Data records for software interfaces
^^^^^^^^

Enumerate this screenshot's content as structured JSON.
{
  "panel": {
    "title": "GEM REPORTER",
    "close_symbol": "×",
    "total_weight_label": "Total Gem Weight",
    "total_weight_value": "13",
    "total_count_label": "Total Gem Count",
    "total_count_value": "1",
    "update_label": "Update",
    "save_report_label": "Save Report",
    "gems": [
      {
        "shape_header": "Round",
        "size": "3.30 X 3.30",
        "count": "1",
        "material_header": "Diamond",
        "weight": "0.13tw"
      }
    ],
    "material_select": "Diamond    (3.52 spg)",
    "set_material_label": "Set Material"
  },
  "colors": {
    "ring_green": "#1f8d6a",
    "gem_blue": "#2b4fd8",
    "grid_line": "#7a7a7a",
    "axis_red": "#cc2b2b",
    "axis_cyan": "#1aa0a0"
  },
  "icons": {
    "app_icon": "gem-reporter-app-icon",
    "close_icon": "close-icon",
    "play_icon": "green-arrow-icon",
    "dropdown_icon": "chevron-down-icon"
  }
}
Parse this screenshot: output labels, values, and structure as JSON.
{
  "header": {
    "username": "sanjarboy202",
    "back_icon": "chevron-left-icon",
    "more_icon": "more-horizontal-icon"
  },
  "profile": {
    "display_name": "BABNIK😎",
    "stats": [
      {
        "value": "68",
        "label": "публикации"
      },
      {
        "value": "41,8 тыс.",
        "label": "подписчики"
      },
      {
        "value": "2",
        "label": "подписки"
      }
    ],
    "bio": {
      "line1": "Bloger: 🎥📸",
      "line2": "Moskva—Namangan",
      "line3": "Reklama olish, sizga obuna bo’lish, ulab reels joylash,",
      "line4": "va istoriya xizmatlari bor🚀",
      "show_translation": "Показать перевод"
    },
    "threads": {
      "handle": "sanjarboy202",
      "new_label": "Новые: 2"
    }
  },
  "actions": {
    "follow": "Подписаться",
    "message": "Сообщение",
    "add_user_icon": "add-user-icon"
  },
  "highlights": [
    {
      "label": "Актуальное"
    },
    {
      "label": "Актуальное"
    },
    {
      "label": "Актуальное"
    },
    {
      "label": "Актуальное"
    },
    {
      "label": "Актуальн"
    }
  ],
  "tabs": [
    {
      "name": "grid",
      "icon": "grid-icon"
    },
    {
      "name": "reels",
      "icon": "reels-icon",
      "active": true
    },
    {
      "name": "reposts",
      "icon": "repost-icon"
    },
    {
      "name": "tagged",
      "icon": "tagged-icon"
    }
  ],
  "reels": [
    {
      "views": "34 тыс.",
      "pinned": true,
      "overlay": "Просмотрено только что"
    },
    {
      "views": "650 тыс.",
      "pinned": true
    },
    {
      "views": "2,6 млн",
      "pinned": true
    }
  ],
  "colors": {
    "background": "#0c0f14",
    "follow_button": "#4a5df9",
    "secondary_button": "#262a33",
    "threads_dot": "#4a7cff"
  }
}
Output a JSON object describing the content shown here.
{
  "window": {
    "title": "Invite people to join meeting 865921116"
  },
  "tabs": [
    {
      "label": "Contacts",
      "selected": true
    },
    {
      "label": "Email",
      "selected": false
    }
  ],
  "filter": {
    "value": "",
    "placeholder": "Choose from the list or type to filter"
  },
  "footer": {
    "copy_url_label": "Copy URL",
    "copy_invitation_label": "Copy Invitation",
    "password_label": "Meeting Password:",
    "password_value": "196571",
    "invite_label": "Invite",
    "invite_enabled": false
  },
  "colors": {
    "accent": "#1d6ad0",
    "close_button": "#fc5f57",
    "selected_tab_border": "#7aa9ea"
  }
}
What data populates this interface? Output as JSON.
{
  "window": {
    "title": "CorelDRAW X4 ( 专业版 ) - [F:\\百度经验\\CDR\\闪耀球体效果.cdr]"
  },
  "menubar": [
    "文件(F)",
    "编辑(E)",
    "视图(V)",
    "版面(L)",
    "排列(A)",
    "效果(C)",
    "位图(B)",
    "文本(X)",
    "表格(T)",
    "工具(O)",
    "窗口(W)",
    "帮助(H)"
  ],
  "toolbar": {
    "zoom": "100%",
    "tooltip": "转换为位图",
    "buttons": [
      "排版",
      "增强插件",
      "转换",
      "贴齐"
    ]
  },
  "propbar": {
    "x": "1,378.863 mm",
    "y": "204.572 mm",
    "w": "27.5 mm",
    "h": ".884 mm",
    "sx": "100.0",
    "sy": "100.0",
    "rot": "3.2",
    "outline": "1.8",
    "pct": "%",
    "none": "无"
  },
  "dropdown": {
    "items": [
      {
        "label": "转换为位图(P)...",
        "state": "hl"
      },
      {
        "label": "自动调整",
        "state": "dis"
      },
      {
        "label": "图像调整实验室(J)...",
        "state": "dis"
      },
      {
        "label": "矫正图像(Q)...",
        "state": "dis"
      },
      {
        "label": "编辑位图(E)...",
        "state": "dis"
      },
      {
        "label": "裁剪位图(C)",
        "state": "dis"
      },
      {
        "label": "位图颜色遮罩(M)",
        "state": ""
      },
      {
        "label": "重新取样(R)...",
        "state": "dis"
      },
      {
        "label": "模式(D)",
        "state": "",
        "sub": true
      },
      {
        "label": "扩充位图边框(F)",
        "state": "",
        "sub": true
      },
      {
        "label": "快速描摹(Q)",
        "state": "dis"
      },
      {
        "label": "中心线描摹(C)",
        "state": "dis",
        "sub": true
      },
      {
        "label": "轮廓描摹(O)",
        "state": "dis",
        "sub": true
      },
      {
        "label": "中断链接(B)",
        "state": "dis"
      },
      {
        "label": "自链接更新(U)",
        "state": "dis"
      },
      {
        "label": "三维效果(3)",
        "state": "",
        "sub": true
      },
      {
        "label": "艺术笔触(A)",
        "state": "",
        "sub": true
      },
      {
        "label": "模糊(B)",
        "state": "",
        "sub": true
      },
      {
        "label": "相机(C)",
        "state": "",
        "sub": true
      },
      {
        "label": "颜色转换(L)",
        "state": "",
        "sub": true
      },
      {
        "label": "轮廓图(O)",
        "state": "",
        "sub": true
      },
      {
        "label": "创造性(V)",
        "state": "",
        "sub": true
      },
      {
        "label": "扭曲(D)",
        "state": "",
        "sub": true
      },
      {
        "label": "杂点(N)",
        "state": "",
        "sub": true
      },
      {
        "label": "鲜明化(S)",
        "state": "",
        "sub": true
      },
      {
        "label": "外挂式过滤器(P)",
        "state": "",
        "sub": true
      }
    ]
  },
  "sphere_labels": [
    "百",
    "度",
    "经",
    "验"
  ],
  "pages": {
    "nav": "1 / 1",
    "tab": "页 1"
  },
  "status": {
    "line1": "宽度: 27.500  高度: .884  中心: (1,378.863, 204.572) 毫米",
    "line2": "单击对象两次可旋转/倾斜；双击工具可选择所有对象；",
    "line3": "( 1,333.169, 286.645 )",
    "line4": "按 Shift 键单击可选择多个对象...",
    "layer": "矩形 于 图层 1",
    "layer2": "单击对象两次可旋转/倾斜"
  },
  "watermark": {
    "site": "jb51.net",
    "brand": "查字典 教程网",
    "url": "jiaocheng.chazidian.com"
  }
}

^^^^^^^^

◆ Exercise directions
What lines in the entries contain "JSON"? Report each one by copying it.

◆ Solution to the exercise
Enumerate this screenshot's content as structured JSON.
Parse this screenshot: output labels, values, and structure as JSON.
Output a JSON object describing the content shown here.
What data populates this interface? Output as JSON.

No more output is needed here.